_Provided records_
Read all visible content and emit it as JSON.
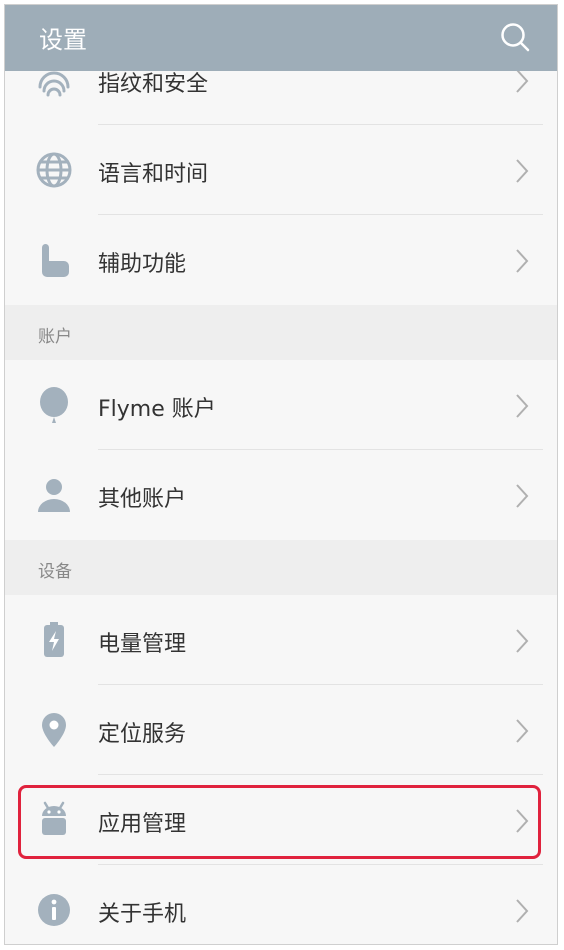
{
  "header": {
    "title": "设置"
  },
  "items_top": [
    {
      "label": "指纹和安全",
      "icon": "fingerprint-icon"
    },
    {
      "label": "语言和时间",
      "icon": "globe-icon"
    },
    {
      "label": "辅助功能",
      "icon": "hand-icon"
    }
  ],
  "section_account": {
    "title": "账户"
  },
  "items_account": [
    {
      "label": "Flyme 账户",
      "icon": "flyme-balloon-icon"
    },
    {
      "label": "其他账户",
      "icon": "person-icon"
    }
  ],
  "section_device": {
    "title": "设备"
  },
  "items_device": [
    {
      "label": "电量管理",
      "icon": "battery-icon"
    },
    {
      "label": "定位服务",
      "icon": "location-pin-icon"
    },
    {
      "label": "应用管理",
      "icon": "android-icon"
    },
    {
      "label": "关于手机",
      "icon": "info-icon"
    }
  ],
  "colors": {
    "header": "#9eadb8",
    "icon": "#a3b1bd",
    "highlight": "#e0223d"
  }
}
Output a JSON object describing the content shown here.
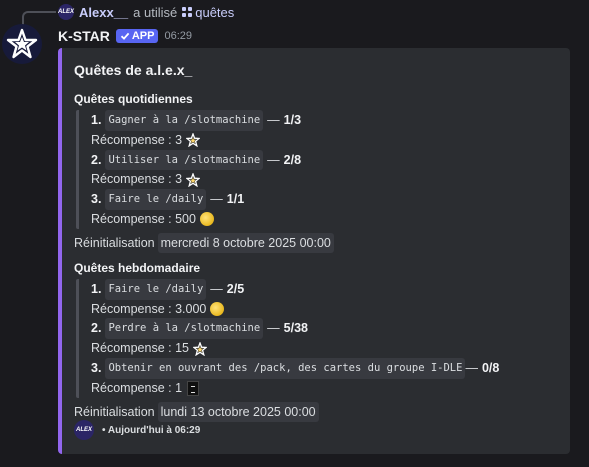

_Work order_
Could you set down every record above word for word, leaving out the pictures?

_Written reply_
Read all visible content and emit it as JSON.
{
  "header": {
    "title": "设置"
  },
  "items_top": [
    {
      "label": "指纹和安全",
      "icon": "fingerprint-icon"
    },
    {
      "label": "语言和时间",
      "icon": "globe-icon"
    },
    {
      "label": "辅助功能",
      "icon": "hand-icon"
    }
  ],
  "section_account": {
    "title": "账户"
  },
  "items_account": [
    {
      "label": "Flyme 账户",
      "icon": "flyme-balloon-icon"
    },
    {
      "label": "其他账户",
      "icon": "person-icon"
    }
  ],
  "section_device": {
    "title": "设备"
  },
  "items_device": [
    {
      "label": "电量管理",
      "icon": "battery-icon"
    },
    {
      "label": "定位服务",
      "icon": "location-pin-icon"
    },
    {
      "label": "应用管理",
      "icon": "android-icon"
    },
    {
      "label": "关于手机",
      "icon": "info-icon"
    }
  ],
  "colors": {
    "header": "#9eadb8",
    "icon": "#a3b1bd",
    "highlight": "#e0223d"
  }
}
Output a JSON object describing the content shown here.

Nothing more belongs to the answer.